April 2, 2018  (Web Review)

Westfront 1918

Criterion, 96 min., in German & French w/English subtitles, not rated, DVD: $29.99, Blu-ray: $39.99

Reviewer rating: 3.0/4

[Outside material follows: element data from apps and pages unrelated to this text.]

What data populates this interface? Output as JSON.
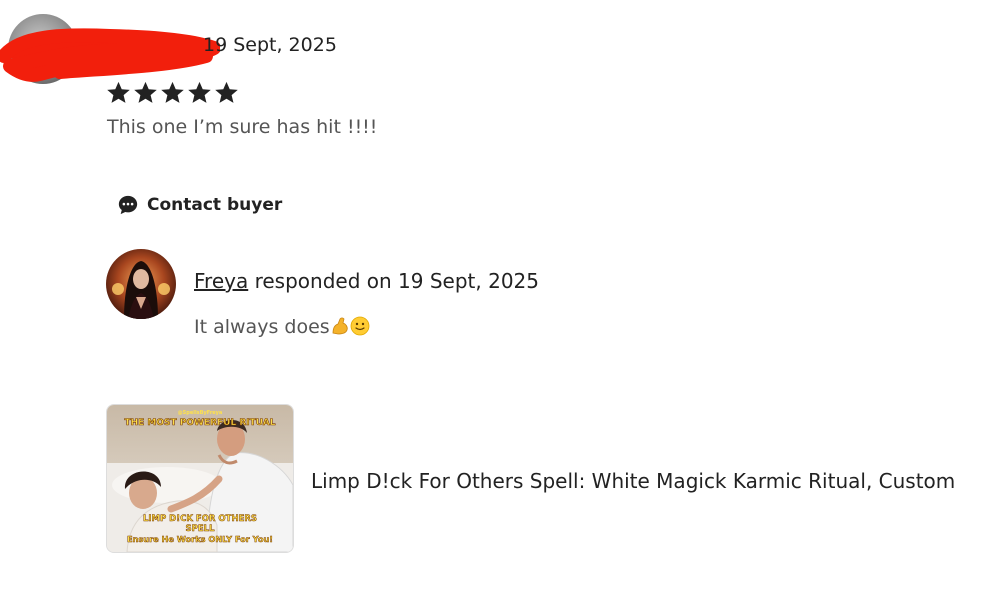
{
  "review": {
    "date": "19 Sept, 2025",
    "rating": 5,
    "text": "This one I’m sure has hit !!!!"
  },
  "contact": {
    "label": "Contact buyer"
  },
  "response": {
    "seller_name": "Freya",
    "responded_text": " responded on 19 Sept, 2025",
    "text": "It always does"
  },
  "listing": {
    "title": "Limp D!ck For Others Spell: White Magick Karmic Ritual, Custom",
    "thumbnail": {
      "top_caption": "THE MOST POWERFUL RITUAL",
      "bottom_caption_1": "LIMP D!CK FOR OTHERS",
      "bottom_caption_2": "SPELL",
      "bottom_caption_3": "Ensure He Works ONLY For You!"
    }
  },
  "colors": {
    "redaction": "#f21f0c",
    "star": "#222222",
    "thumb_caption": "#ffe24a"
  }
}
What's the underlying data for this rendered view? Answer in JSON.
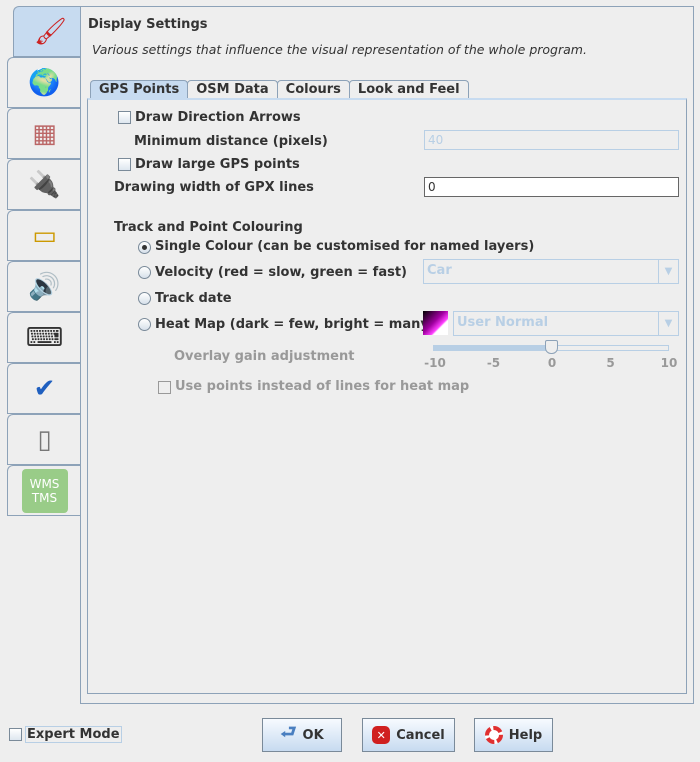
{
  "sidebar": {
    "items": [
      {
        "name": "display-settings",
        "icon": "paint-icon",
        "selected": true
      },
      {
        "name": "connection",
        "icon": "globe-icon"
      },
      {
        "name": "projection",
        "icon": "grid-globe-icon"
      },
      {
        "name": "plugins",
        "icon": "plug-icon"
      },
      {
        "name": "toolbar",
        "icon": "toolbar-icon"
      },
      {
        "name": "audio",
        "icon": "speaker-icon"
      },
      {
        "name": "shortcuts",
        "icon": "keyboard-icon"
      },
      {
        "name": "validator",
        "icon": "checkmark-icon"
      },
      {
        "name": "remote-control",
        "icon": "remote-icon"
      },
      {
        "name": "imagery",
        "icon": "wms-tms-icon",
        "label": "WMS\nTMS"
      }
    ]
  },
  "header": {
    "title": "Display Settings",
    "description": "Various settings that influence the visual representation of the whole program."
  },
  "tabs": [
    {
      "label": "GPS Points",
      "selected": true
    },
    {
      "label": "OSM Data"
    },
    {
      "label": "Colours"
    },
    {
      "label": "Look and Feel"
    }
  ],
  "gps": {
    "draw_arrows": {
      "label": "Draw Direction Arrows",
      "checked": false
    },
    "min_distance": {
      "label": "Minimum distance (pixels)",
      "value": "40"
    },
    "large_points": {
      "label": "Draw large GPS points",
      "checked": false
    },
    "line_width": {
      "label": "Drawing width of GPX lines",
      "value": "0"
    },
    "colouring_title": "Track and Point Colouring",
    "single": "Single Colour (can be customised for named layers)",
    "velocity": "Velocity (red = slow, green = fast)",
    "velocity_combo": "Car",
    "track_date": "Track date",
    "heatmap": "Heat Map (dark = few, bright = many)",
    "heatmap_combo": "User Normal",
    "gain_label": "Overlay gain adjustment",
    "gain_value": 0,
    "gain_ticks": [
      "-10",
      "-5",
      "0",
      "5",
      "10"
    ],
    "use_points": "Use points instead of lines for heat map"
  },
  "footer": {
    "expert": "Expert Mode",
    "ok": "OK",
    "cancel": "Cancel",
    "help": "Help"
  }
}
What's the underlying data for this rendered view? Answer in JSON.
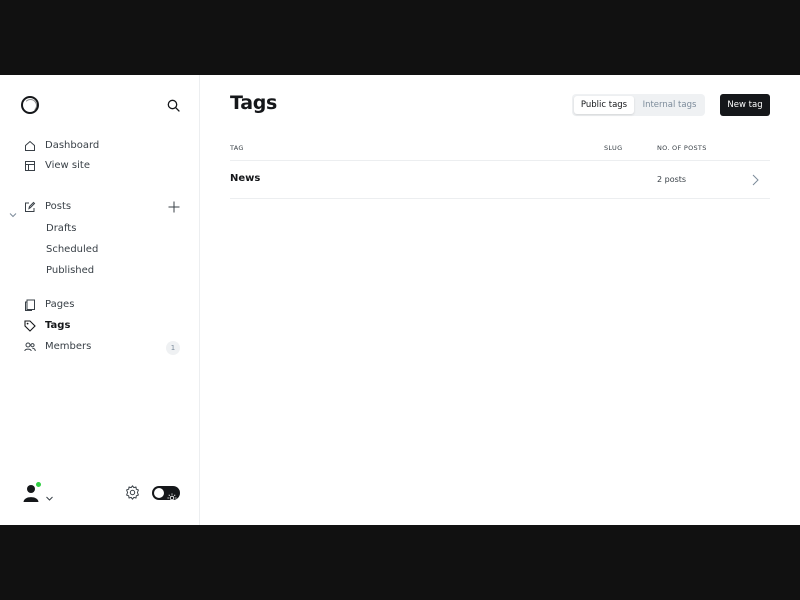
{
  "sidebar": {
    "logo_icon": "ghost-logo-icon",
    "nav": {
      "dashboard": "Dashboard",
      "view_site": "View site",
      "posts": "Posts",
      "pages": "Pages",
      "tags": "Tags",
      "members": "Members"
    },
    "posts_sub": {
      "drafts": "Drafts",
      "scheduled": "Scheduled",
      "published": "Published"
    },
    "members_count": "1",
    "status_color": "#30cf43"
  },
  "header": {
    "title": "Tags",
    "tabs": {
      "public": "Public tags",
      "internal": "Internal tags",
      "selected": "Public tags"
    },
    "new_tag_label": "New tag"
  },
  "table": {
    "columns": {
      "tag": "TAG",
      "slug": "SLUG",
      "posts": "NO. OF POSTS"
    },
    "rows": [
      {
        "name": "News",
        "slug": "",
        "posts": "2 posts"
      }
    ]
  },
  "colors": {
    "accent": "#15171a",
    "muted": "#7c8b9a"
  }
}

Georg Wilhelm Pabst was one of the great German directors of the silent film era. For his first sound film he chose an anti-war drama about four soldiers in the trenches of the Western front in the final months of World War I. In the tradition of the platoon drama, members of the quartet represent different types—the young student, the hearty Bavarian, the protective lieutenant, and the married man Karl (the only one to be called by name)—who have bonded as friends under fire, but the war will grind them up, leaving them dead or broken. Westfront 1918 was made in 1930, the same year as the more expensive Hollywood production All Quiet on the Western Front, but Pabst’s film is more intimate and focuses on the experience of the men in combat. There is no talk of politics and no flashbacks to life before the war, and when one soldier returns home on leave he finds a population so starved from food shortages that the civilians envy the soldiers. Unlike in most early sound films, Pabst’s camera is mobile, full of long tracking shots along the trenches and traveling with the soldiers as they advance. He also uses sound for both realistic and expressionistic effect, with the echo of artillery a near-constant soundtrack even when behind the front lines (a reminder that the war is never far off). It’s a downbeat film full of scenes of death and loss, but one that makes a powerful anti-war statement, with no glory or triumph. Presented in a handsome Criterion edition, extras include a 1969 French TV program with WWI veterans reacting to the film, a 2016 video interview with film historian Jan-Christopher Horak, a 1988 audio interview with editor Jean Oser, and a restoration demo. Recommended. (S. Axmaker)